SINGAPORE - Identifying himself as fictional characters such as "Lord Voldemort", a disgruntled insurance agent sent anonymous threatening messages to some of his clients after they cancelled policies they had bought from him.
Myanmar national Ye Lin Myint, 36, who had worked for Prudential, was also unhappy as several others had failed to turn up for their scheduled appointments.
On Tuesday (Jan 29), District Judge Marvin Bay said the Singapore permanent resident's offences showed a "remarkable degree of planning" before sentencing him to two years and five months' jail.
Ye Lin Myint pleaded guilty to five counts of criminal intimidation and eight harassment charges.
Thirty other charges for similar offences were considered during sentencing.
The court heard that he targeted 33 people in all, including his former clients and their neighbours.
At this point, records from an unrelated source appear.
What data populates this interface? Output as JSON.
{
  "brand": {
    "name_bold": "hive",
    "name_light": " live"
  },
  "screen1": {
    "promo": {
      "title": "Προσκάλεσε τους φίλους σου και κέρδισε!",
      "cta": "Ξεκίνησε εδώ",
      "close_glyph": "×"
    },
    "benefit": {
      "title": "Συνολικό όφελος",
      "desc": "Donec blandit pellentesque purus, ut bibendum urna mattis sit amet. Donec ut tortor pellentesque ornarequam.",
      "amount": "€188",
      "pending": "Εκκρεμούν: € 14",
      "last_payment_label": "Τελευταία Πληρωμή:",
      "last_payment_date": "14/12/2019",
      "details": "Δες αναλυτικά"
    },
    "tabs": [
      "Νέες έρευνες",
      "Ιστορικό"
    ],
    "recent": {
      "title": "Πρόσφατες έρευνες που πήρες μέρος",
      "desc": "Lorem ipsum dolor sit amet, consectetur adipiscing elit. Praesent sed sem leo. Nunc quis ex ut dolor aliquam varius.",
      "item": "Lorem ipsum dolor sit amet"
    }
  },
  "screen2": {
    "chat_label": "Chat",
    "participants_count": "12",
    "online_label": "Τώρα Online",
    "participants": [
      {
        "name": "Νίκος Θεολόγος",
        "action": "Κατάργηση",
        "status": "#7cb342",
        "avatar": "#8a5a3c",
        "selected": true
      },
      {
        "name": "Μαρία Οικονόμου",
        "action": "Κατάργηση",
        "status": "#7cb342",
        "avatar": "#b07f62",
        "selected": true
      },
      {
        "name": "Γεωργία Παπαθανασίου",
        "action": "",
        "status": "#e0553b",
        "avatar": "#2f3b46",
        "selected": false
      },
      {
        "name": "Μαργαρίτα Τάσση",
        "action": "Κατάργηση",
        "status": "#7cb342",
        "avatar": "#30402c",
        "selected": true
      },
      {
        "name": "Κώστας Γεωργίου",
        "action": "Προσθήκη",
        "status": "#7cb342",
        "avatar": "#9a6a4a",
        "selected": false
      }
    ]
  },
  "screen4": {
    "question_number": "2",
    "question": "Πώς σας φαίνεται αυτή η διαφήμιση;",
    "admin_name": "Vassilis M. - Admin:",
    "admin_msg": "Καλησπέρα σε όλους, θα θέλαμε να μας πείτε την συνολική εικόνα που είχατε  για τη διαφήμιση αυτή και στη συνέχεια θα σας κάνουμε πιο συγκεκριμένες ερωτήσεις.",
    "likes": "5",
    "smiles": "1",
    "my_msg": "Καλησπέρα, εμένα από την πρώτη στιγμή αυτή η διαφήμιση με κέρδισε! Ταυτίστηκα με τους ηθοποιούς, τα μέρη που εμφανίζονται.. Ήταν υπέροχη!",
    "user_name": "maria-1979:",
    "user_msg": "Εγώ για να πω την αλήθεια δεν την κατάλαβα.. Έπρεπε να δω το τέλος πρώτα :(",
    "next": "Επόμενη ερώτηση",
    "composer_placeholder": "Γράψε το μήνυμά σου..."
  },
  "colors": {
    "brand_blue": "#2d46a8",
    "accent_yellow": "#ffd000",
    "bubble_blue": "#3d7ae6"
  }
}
He sent them threatening letters and e-mails from August to September 2017.
A search on the General Insurance Association Of Singapore's website did not reveal any information about him.
In July 2017, he used his wife's laptop and went on a portal called Protonmail to create e-mail accounts under the names "Lord Voldemort" - boy wizard Harry Potter's nemesis - and "Dr Bruce Banner", the name of comic character The Incredible Hulk's alter ego.
Deputy Public Prosecutor Thiagesh Sukumaran said that with Protonmail, netizens do not need to key in their personal information to create e-mail accounts on the platform.
He added that Protonmail also does not keep any IP logs which can be linked to the e-mail accounts.
These measures allowed Ye Lin Myint to remain anonymous when he sent out the e-mails, the court heard.
He also created a bitcoin wallet which he linked to the Lord Voldemort account so that he could receive and transfer the cryptocurrency.
The DPP told Judge Bay: "After he created the Protonmail accounts, the accused also created letters and e-mails that were addressed to his clients, which threatened that harm would befall his clients and their families if one bitcoin was not transferred to the accused's bitcoin wallet.
"He signed off the letters and e-mails with the pseudonym Lord Voldemort."
At the time of the offences, one bitcoin was equivalent to about $6,600.
He later decided to harass his victims' neighbours to exert additional pressure on them.
On Tuesday, Judge Bay said: "The letters that were addressed to the neighbours of his clients were extremely threatening in nature. "They threatened to harass their units if they did not 'urge' his clients to pay Mr Ye what he had asked for.
"Mr Ye's actions led to the Singapore Police Force and a Member of Parliament for Nee Soon, Madam Lee Bee Wah, issuing online advisories to advise recipients of these letters not to respond to them."
His victims alerted the police and officers arrested him after they conducted an extensive investigation.
The Straits Times understands that none of his victims transferred bitcoins to him.
He is out on bail of $15,000 and was ordered to surrender himself at the State Courts on Feb 15 to begin serving his sentence.